Murder by Committee: Realism and Responsibility in Ernest Hemingway’s "The Butterfly and the Tank"
Close reading of the 1938 story about a death in a Madrid bar during the Spanish Civil War, examining ideas of truth and the complicity of participants and bystanders. Draws a parallel to Stephen Crane’s “The Blue Hotel,” which raises similar issues surrounding a murder. Examines manuscript versions, which contribute to understanding perspectives and interpretations relating to the narrator and the story’s unnamed characters, such as the bar manager, who offer different stories about the murder victim, Pedro, and the killing.

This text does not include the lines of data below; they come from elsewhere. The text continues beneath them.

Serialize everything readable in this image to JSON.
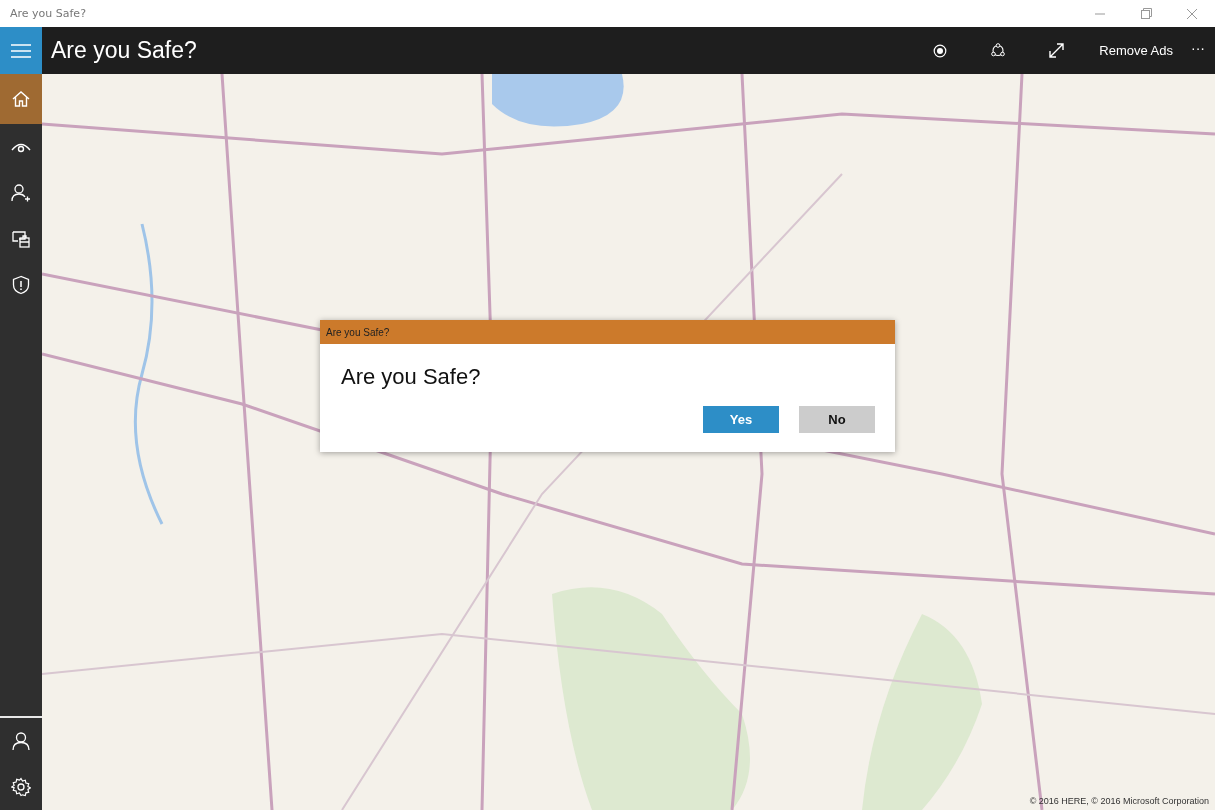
{
  "window": {
    "title": "Are you Safe?"
  },
  "app_bar": {
    "title": "Are you Safe?",
    "action_label": "Remove Ads",
    "more": "···"
  },
  "nav_items": [
    {
      "selected": true
    },
    {
      "selected": false
    },
    {
      "selected": false
    },
    {
      "selected": false
    },
    {
      "selected": false
    }
  ],
  "nav_footer_items": [
    {
      "selected": false
    },
    {
      "selected": false
    }
  ],
  "map": {
    "kind": "picture",
    "attribution": "© 2016 HERE, © 2016 Microsoft Corporation"
  },
  "dialog": {
    "title": "Are you Safe?",
    "message": "Are you Safe?",
    "buttons": [
      {
        "label": "Yes",
        "kind": "primary"
      },
      {
        "label": "No",
        "kind": "secondary"
      }
    ]
  }
}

Concludes with discussion of the story’s metaphorical implications of the failure of the US and allied countries to act as the Spanish Republic collapsed and an emphasis on writers’ responsibility to write truthfully about war.
South Atlantic Review